ACTION ITEM
Leaving every picture out, repeat all of the entries below exactly.

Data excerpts
○ ○ ○ ○
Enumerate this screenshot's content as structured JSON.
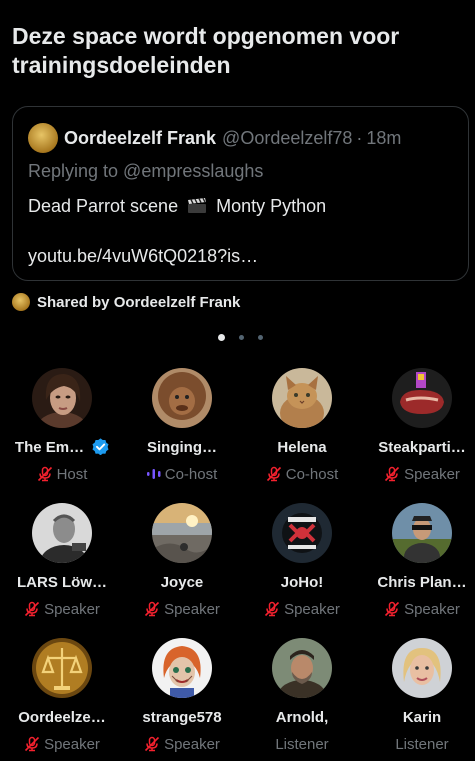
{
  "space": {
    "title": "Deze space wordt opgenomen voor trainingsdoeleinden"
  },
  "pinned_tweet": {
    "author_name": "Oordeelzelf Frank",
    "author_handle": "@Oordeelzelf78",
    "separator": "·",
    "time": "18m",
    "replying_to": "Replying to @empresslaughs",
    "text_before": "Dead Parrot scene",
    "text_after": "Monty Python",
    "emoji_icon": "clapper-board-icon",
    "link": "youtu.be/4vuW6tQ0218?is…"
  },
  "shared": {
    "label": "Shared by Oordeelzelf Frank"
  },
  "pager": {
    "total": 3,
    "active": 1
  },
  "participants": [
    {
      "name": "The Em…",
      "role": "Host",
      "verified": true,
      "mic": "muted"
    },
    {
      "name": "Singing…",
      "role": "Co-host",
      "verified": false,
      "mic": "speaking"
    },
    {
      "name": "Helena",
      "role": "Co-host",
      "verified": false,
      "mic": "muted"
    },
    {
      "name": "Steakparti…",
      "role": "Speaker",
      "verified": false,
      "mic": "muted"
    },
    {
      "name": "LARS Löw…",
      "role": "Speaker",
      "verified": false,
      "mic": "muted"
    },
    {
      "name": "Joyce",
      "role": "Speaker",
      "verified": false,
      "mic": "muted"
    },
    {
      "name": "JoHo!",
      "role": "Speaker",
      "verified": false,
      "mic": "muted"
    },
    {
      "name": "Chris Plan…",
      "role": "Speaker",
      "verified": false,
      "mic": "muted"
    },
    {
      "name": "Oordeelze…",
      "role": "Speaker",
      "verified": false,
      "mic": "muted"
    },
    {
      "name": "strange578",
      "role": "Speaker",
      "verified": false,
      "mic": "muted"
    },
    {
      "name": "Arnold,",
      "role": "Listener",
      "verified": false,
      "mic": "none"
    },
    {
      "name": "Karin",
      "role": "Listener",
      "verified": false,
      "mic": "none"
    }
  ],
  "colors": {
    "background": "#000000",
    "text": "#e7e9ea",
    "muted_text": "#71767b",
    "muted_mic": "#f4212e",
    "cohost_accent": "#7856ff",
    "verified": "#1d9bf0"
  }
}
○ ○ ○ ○
SOLUTION BELOW
Enumerate this screenshot's content as structured JSON.
{
  "space": {
    "title": "Deze space wordt opgenomen voor trainingsdoeleinden"
  },
  "pinned_tweet": {
    "author_name": "Oordeelzelf Frank",
    "author_handle": "@Oordeelzelf78",
    "separator": "·",
    "time": "18m",
    "replying_to": "Replying to @empresslaughs",
    "text_before": "Dead Parrot scene",
    "text_after": "Monty Python",
    "emoji_icon": "clapper-board-icon",
    "link": "youtu.be/4vuW6tQ0218?is…"
  },
  "shared": {
    "label": "Shared by Oordeelzelf Frank"
  },
  "pager": {
    "total": 3,
    "active": 1
  },
  "participants": [
    {
      "name": "The Em…",
      "role": "Host",
      "verified": true,
      "mic": "muted"
    },
    {
      "name": "Singing…",
      "role": "Co-host",
      "verified": false,
      "mic": "speaking"
    },
    {
      "name": "Helena",
      "role": "Co-host",
      "verified": false,
      "mic": "muted"
    },
    {
      "name": "Steakparti…",
      "role": "Speaker",
      "verified": false,
      "mic": "muted"
    },
    {
      "name": "LARS Löw…",
      "role": "Speaker",
      "verified": false,
      "mic": "muted"
    },
    {
      "name": "Joyce",
      "role": "Speaker",
      "verified": false,
      "mic": "muted"
    },
    {
      "name": "JoHo!",
      "role": "Speaker",
      "verified": false,
      "mic": "muted"
    },
    {
      "name": "Chris Plan…",
      "role": "Speaker",
      "verified": false,
      "mic": "muted"
    },
    {
      "name": "Oordeelze…",
      "role": "Speaker",
      "verified": false,
      "mic": "muted"
    },
    {
      "name": "strange578",
      "role": "Speaker",
      "verified": false,
      "mic": "muted"
    },
    {
      "name": "Arnold,",
      "role": "Listener",
      "verified": false,
      "mic": "none"
    },
    {
      "name": "Karin",
      "role": "Listener",
      "verified": false,
      "mic": "none"
    }
  ],
  "colors": {
    "background": "#000000",
    "text": "#e7e9ea",
    "muted_text": "#71767b",
    "muted_mic": "#f4212e",
    "cohost_accent": "#7856ff",
    "verified": "#1d9bf0"
  }
}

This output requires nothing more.